The Ethiopian government has pleaded for more humanitarian aid from international communities to fight the severe drought conditions prevailing in the African nation. Although help has been pouring in, only half of the required aid has been collected so far, the government said.
Prime Minister Hailemariam Deselagn said that more than 10 million people are hungry in his country and that $1.4bn (£968m) is needed to deal with the crisis. He added that only about 50% of the total has been received so far, leaving the people in the landlocked nation starving.
The Ethiopian government estimates about 8 million people are "chronically food insecure", while two million people have no access to safe drinking water. "My country deserves more support because we are also sheltering some 750,000 refugees from neighboring countries that need food aid," Hailemariam told the Associated Press in an interview referring to the refugees from the neighbouring Horn of African nations.
"If something goes wrong, it is the international community who has not come in. The aid provided to us so far is very little and it often came very late. I urge organisations like Unicef to come in if they think this is a worst case scenario. Just talking is not a solution."
On 17 March, Unicef announced it was dispatching food and other relief material worth $100m to Ethiopia. The UN arm's executive director Antony Lake said: "Unicef is committed to not only enhancing emergency humanitarian assistance but also helping sustainable development that withstands recurrent shocks."
The US also remains one of the biggest donors to Ethiopia.
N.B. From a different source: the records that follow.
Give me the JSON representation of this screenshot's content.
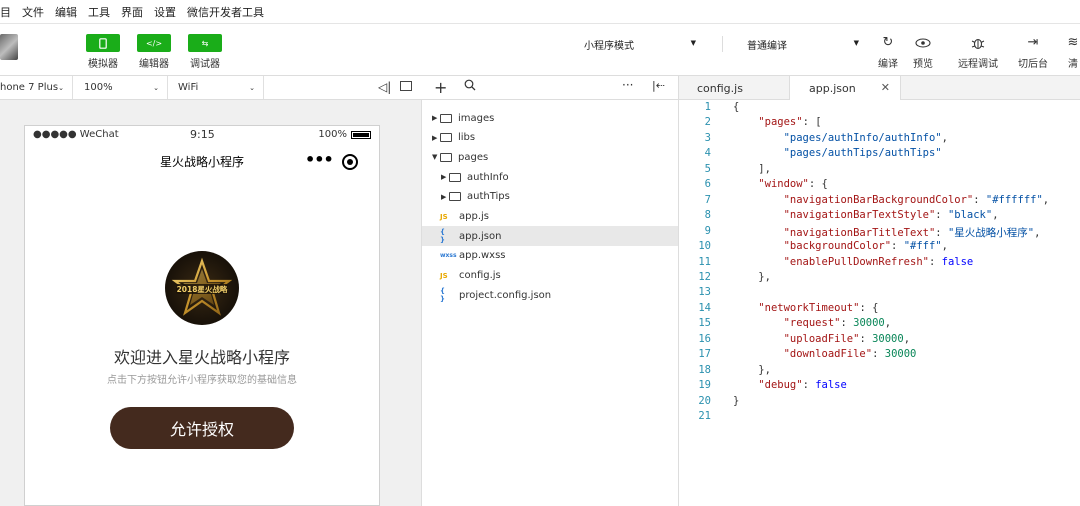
{
  "menubar": {
    "items": [
      "目",
      "文件",
      "编辑",
      "工具",
      "界面",
      "设置",
      "微信开发者工具"
    ]
  },
  "toolbar": {
    "simulator_label": "模拟器",
    "editor_label": "编辑器",
    "debugger_label": "调试器",
    "mode_select": "小程序模式",
    "compile_select": "普通编译",
    "compile_label": "编译",
    "preview_label": "预览",
    "remote_debug_label": "远程调试",
    "background_label": "切后台",
    "clear_label": "清"
  },
  "simheader": {
    "device": "hone 7 Plus",
    "zoom": "100%",
    "network": "WiFi"
  },
  "phone": {
    "carrier": "●●●●● WeChat",
    "time": "9:15",
    "battery": "100%",
    "nav_title": "星火战略小程序",
    "nav_dots": "•••",
    "logo_text": "2018星火战略",
    "welcome": "欢迎进入星火战略小程序",
    "subtitle": "点击下方按钮允许小程序获取您的基础信息",
    "auth_button": "允许授权"
  },
  "filetree": {
    "items": [
      {
        "type": "folder",
        "name": "images",
        "expanded": false,
        "depth": 0
      },
      {
        "type": "folder",
        "name": "libs",
        "expanded": false,
        "depth": 0
      },
      {
        "type": "folder",
        "name": "pages",
        "expanded": true,
        "depth": 0
      },
      {
        "type": "folder",
        "name": "authInfo",
        "expanded": false,
        "depth": 1
      },
      {
        "type": "folder",
        "name": "authTips",
        "expanded": false,
        "depth": 1
      },
      {
        "type": "js",
        "name": "app.js",
        "depth": 0
      },
      {
        "type": "json",
        "name": "app.json",
        "depth": 0,
        "selected": true
      },
      {
        "type": "wxss",
        "name": "app.wxss",
        "depth": 0
      },
      {
        "type": "js",
        "name": "config.js",
        "depth": 0
      },
      {
        "type": "json",
        "name": "project.config.json",
        "depth": 0
      }
    ]
  },
  "editor": {
    "tabs": [
      {
        "label": "config.js",
        "active": false
      },
      {
        "label": "app.json",
        "active": true
      }
    ],
    "lines": [
      "{",
      "    \"pages\": [",
      "        \"pages/authInfo/authInfo\",",
      "        \"pages/authTips/authTips\"",
      "    ],",
      "    \"window\": {",
      "        \"navigationBarBackgroundColor\": \"#ffffff\",",
      "        \"navigationBarTextStyle\": \"black\",",
      "        \"navigationBarTitleText\": \"星火战略小程序\",",
      "        \"backgroundColor\": \"#fff\",",
      "        \"enablePullDownRefresh\": false",
      "    },",
      "",
      "    \"networkTimeout\": {",
      "        \"request\": 30000,",
      "        \"uploadFile\": 30000,",
      "        \"downloadFile\": 30000",
      "    },",
      "    \"debug\": false",
      "}",
      ""
    ]
  },
  "colors": {
    "accent_green": "#1aad19",
    "auth_button": "#442a1e"
  }
}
Washington has dispatched humanitarian assistance worth nearly $532m to the African nation since October 2014. It also sent a disaster response team to the country in early March. Urging other nations also to join in the efforts, Gayle Smith, administrator of the US Agency for International Development said: "We are acting to prevent a major humanitarian crisis and protect Ethiopia's hard-earned development progress."